"The shows are purely entertainment and produced with that in mind. They haven't had any impact on the quality of the talent we represent, nor have the shows developed or discovered stars."

But he neglects to mention that a part of the prize package for one of the ANTM seasons was a contract with Ford Models. The shows may be for entertainment only, but it didn't seem to stop Ford from catching any crumbs that may fall. While there are variables that factor into a model's success, Ford itself failed to have the "impact" to develop stars with a winner who had national exposure even before signing with them. Sorry, dear chap, but you can't look down your nose at the model/fashion reality show phenomenon if you participate in it.



What an interesting topic and all the questions, answers and comments are interesting as well.
My take is that all of this is driven by the collective consciousness of humanity. The world is shrinking. We,in the west, are becoming more conscious of other parts of the world. The fatter we get, the more interesting the juxtaposition of emaciation. The more unobtainable and elite it appears. (think back to cultures where everyone was starving and the fat person was beautiful)The image I get is of the boiling masses somehow bubbling up the icon, in this case the young, fresh, NEW (our favorite word)person who represents an ideal that is extreme by necessity to succeed. The designer thinks it is all about him, the model thinks it is all about her, the agent, is simply a broker. The client, always, is the collective consciousness which we all serve.

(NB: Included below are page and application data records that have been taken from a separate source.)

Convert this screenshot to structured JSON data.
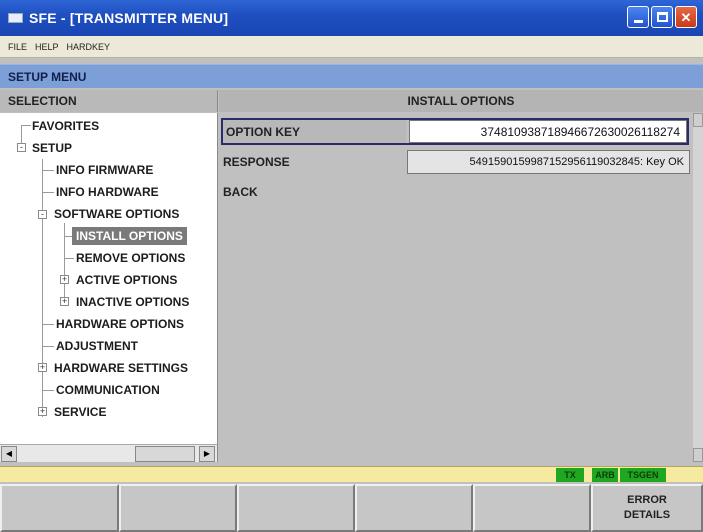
{
  "window": {
    "title": "SFE - [TRANSMITTER MENU]"
  },
  "menubar": {
    "items": [
      "FILE",
      "HELP",
      "HARDKEY"
    ]
  },
  "setup_menu": {
    "title": "SETUP MENU"
  },
  "columns": {
    "selection": "SELECTION",
    "install_options": "INSTALL OPTIONS"
  },
  "tree": {
    "items": [
      {
        "label": "FAVORITES",
        "level": 0
      },
      {
        "label": "SETUP",
        "level": 0,
        "expander": "-"
      },
      {
        "label": "INFO FIRMWARE",
        "level": 1
      },
      {
        "label": "INFO HARDWARE",
        "level": 1
      },
      {
        "label": "SOFTWARE OPTIONS",
        "level": 1,
        "expander": "-"
      },
      {
        "label": "INSTALL OPTIONS",
        "level": 2,
        "selected": true
      },
      {
        "label": "REMOVE OPTIONS",
        "level": 2
      },
      {
        "label": "ACTIVE OPTIONS",
        "level": 2,
        "expander": "+"
      },
      {
        "label": "INACTIVE OPTIONS",
        "level": 2,
        "expander": "+"
      },
      {
        "label": "HARDWARE OPTIONS",
        "level": 1
      },
      {
        "label": "ADJUSTMENT",
        "level": 1
      },
      {
        "label": "HARDWARE SETTINGS",
        "level": 1,
        "expander": "+"
      },
      {
        "label": "COMMUNICATION",
        "level": 1
      },
      {
        "label": "SERVICE",
        "level": 1,
        "expander": "+"
      }
    ]
  },
  "install_options": {
    "option_key_label": "OPTION KEY",
    "option_key_value": "374810938718946672630026118274",
    "response_label": "RESPONSE",
    "response_value": "549159015998715295611903284​5: Key OK",
    "back_label": "BACK"
  },
  "status": {
    "badges": [
      {
        "label": "TX",
        "color": "#1fa81f"
      },
      {
        "label": "ARB",
        "color": "#1fa81f"
      },
      {
        "label": "TSGEN",
        "color": "#1fa81f"
      }
    ]
  },
  "softkeys": [
    "",
    "",
    "",
    "",
    "",
    "ERROR\nDETAILS"
  ],
  "colors": {
    "titlebar": "#1f4fc0",
    "setup_header": "#7d9fd8",
    "status_strip": "#f6eaa0",
    "selected_item": "#7a7a7a"
  }
}
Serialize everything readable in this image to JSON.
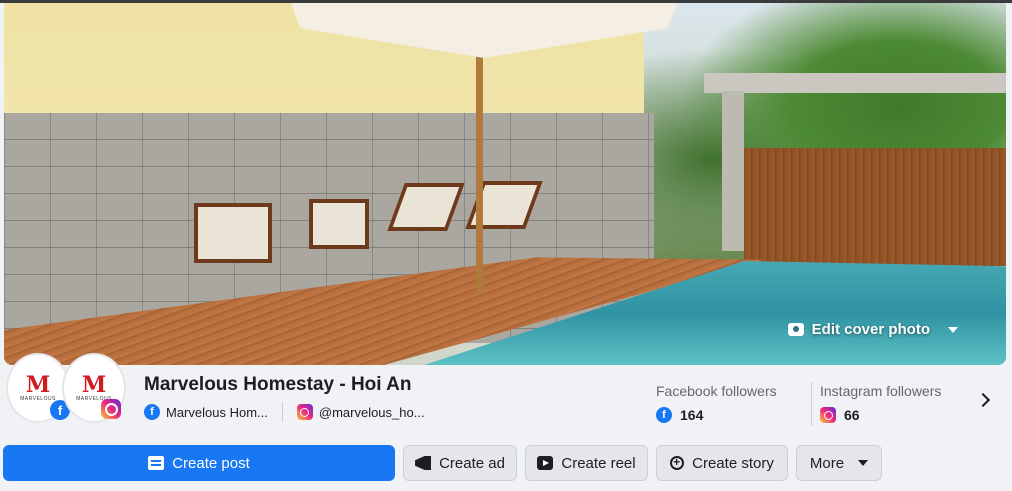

No, the reason they use emaciated or bone-thin models is because they are *easier* to design for. If a woman has any extra on her body, be it boobs or hips, suddenly the garment can gather, bunch or wrinkle and expose any design flaws.

That's why most designers don't do plus-size, not because they're disgusted by chunky women (which they sometimes espouse as not being "high-fashion") but because they lack the talent to to make anyone other than a very thin woman look good in their clothes.

Put pressure on the designers to be better.

Dr. Gulag

Oh, *that* Ford.

I thought maybe there was some interesting data about my Mustang. :)


I was disappointed by the first answer, and it didn't get any better. Looks like everyone else thinks the same.

And I hate it when people do wrong things and justify it by claiming that they are just supplying the demand.


I, too, read the blurb in the feed and thought the article would be about cars. Perhaps because I drive a Ford, the modeling agency was not my first association. . . ah, branding. . .


Wow, what a sad man. It's got to be hard to live a life you can't be honest about. Those answers were untruthful at best. Size zero is terribly unhealthy. Women who are a size zero have such a deficiency in body fat that they 1) have no menstrual cycles and 2) have no short term memory. I hope he's more forthcoming to his daughter so she stays away from that. Of course if young women opt out of having menstrual cycles and children via starvation, I suppose they also wouldn't remember it then, would they?